Forecasters predicted the coldest May in 100 years and so far I don’t think they’ll be too far off the mark. Not only has it been unseasonably cold, it has also been very, very wet. This is never a good thing but for me personally it is very bad because when it’s wet and miserable outside I combat the grey by baking, and then eating of course. This May will go down on record in our house as the month I baked almost every day. Some of it savoury and healthy, but the majority of it being of the not-so-healthy comfort food variety. My jeans are a little tighter than I’d like so June had better bring warm weather and sunshine to get me out of the kitchen and into the park.
I use this recipe all the time and while it isn’t going to win me Masterchef or be talked about as being the most innovative recipe of the year it is special to me, and I thought it was high time it made bluebirdsunshine blogging history.
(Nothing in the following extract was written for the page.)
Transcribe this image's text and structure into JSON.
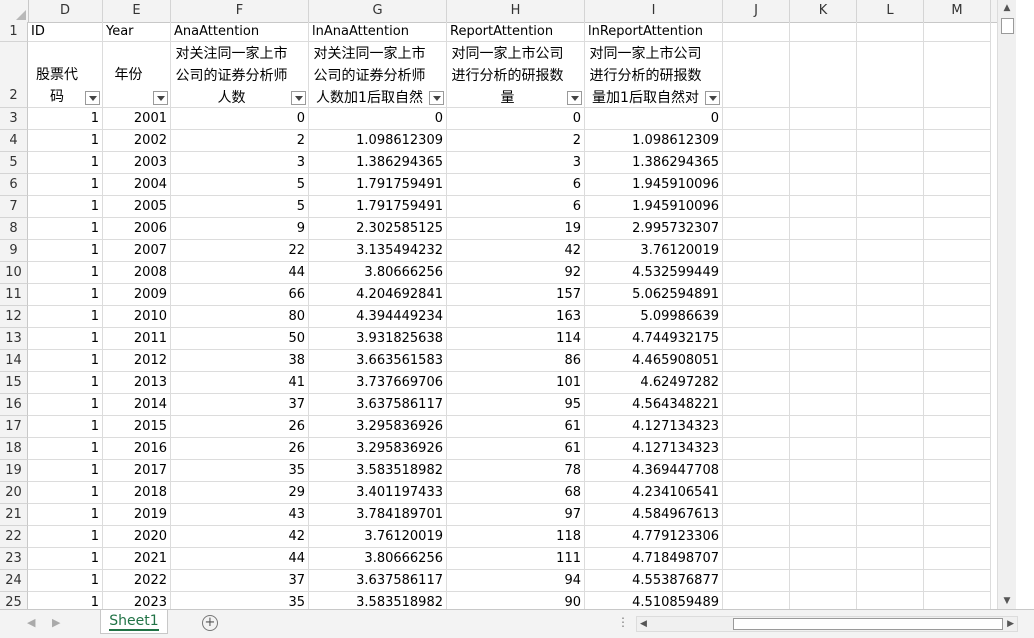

It’s a recipe handed down through the generations – from my great grandmother to my granny, to my mother and now to me. I remember calling my mum to get this recipe when I was a student living in Paris, before the days you could just google a recipe, I didn’t have a computer let alone internet access at home. Anyway, I still have the recipe written on a scrap of notebook and treasure it just the way it is – with the cup measurements used in Australia converted to grams when I was without my set of measuring cups – it’s all part of the family history of food that makes it special.
Anyway, I digress, it’s a basic sponge recipe that uses the all-in-one method and I’m guessing that as my granny had six children in quick succession she was pretty thankful for this method and recipe. You can make the batter in 5 minutes, although it will take you longer if you have little helpers in the kitchen like I do most of the time.
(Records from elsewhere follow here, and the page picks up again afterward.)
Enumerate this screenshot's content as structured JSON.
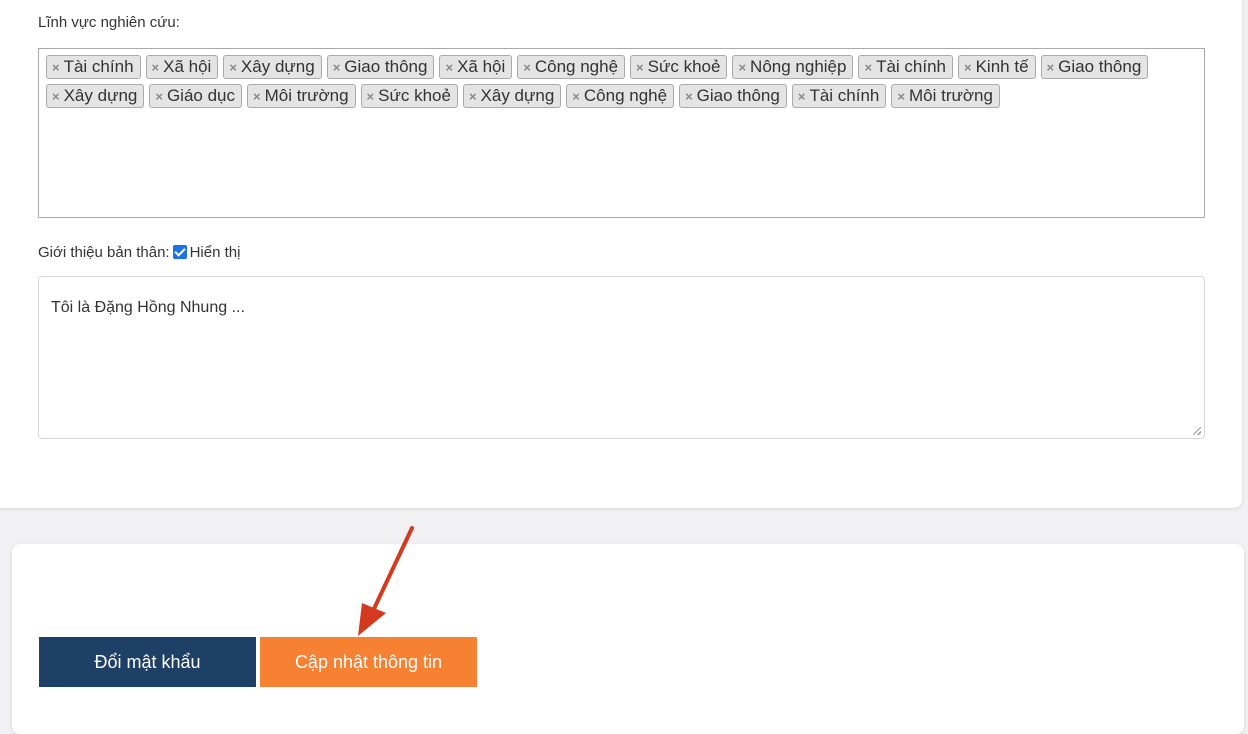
{
  "research": {
    "label": "Lĩnh vực nghiên cứu:",
    "tags": [
      "Tài chính",
      "Xã hội",
      "Xây dựng",
      "Giao thông",
      "Xã hội",
      "Công nghệ",
      "Sức khoẻ",
      "Nông nghiệp",
      "Tài chính",
      "Kinh tế",
      "Giao thông",
      "Xây dựng",
      "Giáo dục",
      "Môi trường",
      "Sức khoẻ",
      "Xây dựng",
      "Công nghệ",
      "Giao thông",
      "Tài chính",
      "Môi trường"
    ],
    "remove_glyph": "×"
  },
  "bio": {
    "label": "Giới thiệu bản thân:",
    "display_checkbox_checked": true,
    "display_label": "Hiển thị",
    "value": "Tôi là Đặng Hồng Nhung ..."
  },
  "actions": {
    "change_password_label": "Đổi mật khẩu",
    "update_info_label": "Cập nhật thông tin"
  },
  "colors": {
    "primary_button": "#1e3f66",
    "update_button": "#f78132",
    "annotation_arrow": "#d33a1f",
    "checkbox": "#1a73e8"
  }
}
It is super versatile. You can use it for cupcakes or divide it between two 8″ sandwich tins and make a classic sponge cake. You can also add all manner of things to change the flavour of the sponge, like substituting some of the flour for cocoa to make chocolate cake, or adding lemon or orange zest to take it in a fruity direction.
You can also do whatever you want to the top. If I’m feeling all retro I make butterfly cakes by slicing the top off each cake, slicing it in half and sticking it back on the cake to form the wings using some sweetened whipped cream. You can also make basic icing using icing sugar and water or milk, which you can leave plain or flavour with lemon juice or vanilla essence or rosewater or anything that takes your fancy. You could also decorate them with buttercream and pretty little cupcake toppings if you’re feeling in a party mood.
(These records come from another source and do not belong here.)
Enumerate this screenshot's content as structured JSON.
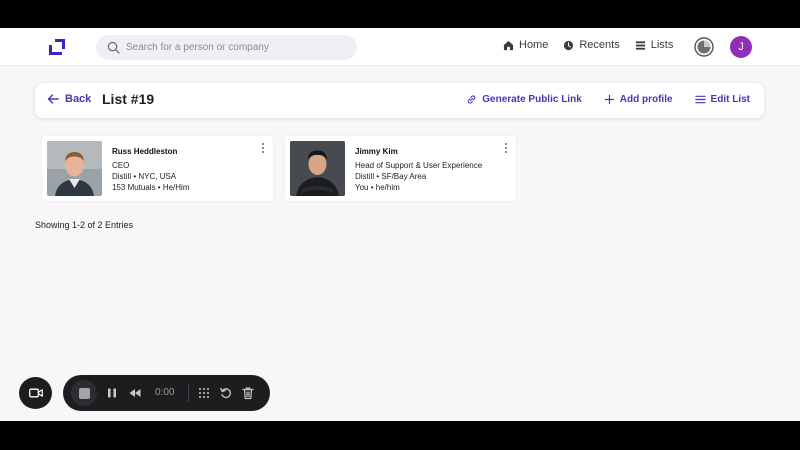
{
  "search": {
    "placeholder": "Search for a person or company"
  },
  "nav": {
    "home": "Home",
    "recents": "Recents",
    "lists": "Lists",
    "avatar_initial": "J"
  },
  "header": {
    "back": "Back",
    "title": "List #19",
    "generate_link": "Generate Public Link",
    "add_profile": "Add profile",
    "edit_list": "Edit List"
  },
  "cards": [
    {
      "name": "Russ Heddleston",
      "title": "CEO",
      "company_location": "Distill • NYC, USA",
      "extra": "153 Mutuals • He/Him"
    },
    {
      "name": "Jimmy Kim",
      "title": "Head of Support & User Experience",
      "company_location": "Distill • SF/Bay Area",
      "extra": "You • he/him"
    }
  ],
  "showing": "Showing 1-2 of 2 Entries",
  "recorder": {
    "time": "0:00"
  },
  "colors": {
    "accent": "#4a35b8",
    "avatar": "#8e2fb5"
  }
}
The ones pictured that I made last week were plain sponge with lemon icing (icing sugar and carefully add lemon juice until you have a spreadable consistency) dipped in dessicated coconut while the icing is still wet.
My Granny’s Plain Cake Recipe
Makes 12 large cupcakes or 16 medium
2 cups (270g) self raising flour
1 cup (175g) caster sugar
pinch of salt
3/4 cup (125ml) of milk
4 oz (125g) softened butter
Preheat oven to 180 C and line a cupcake tin with paper cases and set aside.
Add everything to a mixing bowl and using electric beaters mix until just combined, take care not to overmix or your cakes won’t be as light and fluffy as they could be. The batter should be slightly thicker than pancake batter, ‘dropping consistency’ I think it’s called in fancy baking terms. Add a little more milk if your mix is too thick.
Spoon the mixture evenly between the cupcake cases.
Bake on middle shelf of the oven for 20 mins. Check they are done by using a skewer or lightly pressing on the top of one of the cupcakes. The skewer should come out clean, or they should spring back when pressed, if not give it another 5 minutes and check again.
Remove when done and transfer to a wire rack to cool completely before icing.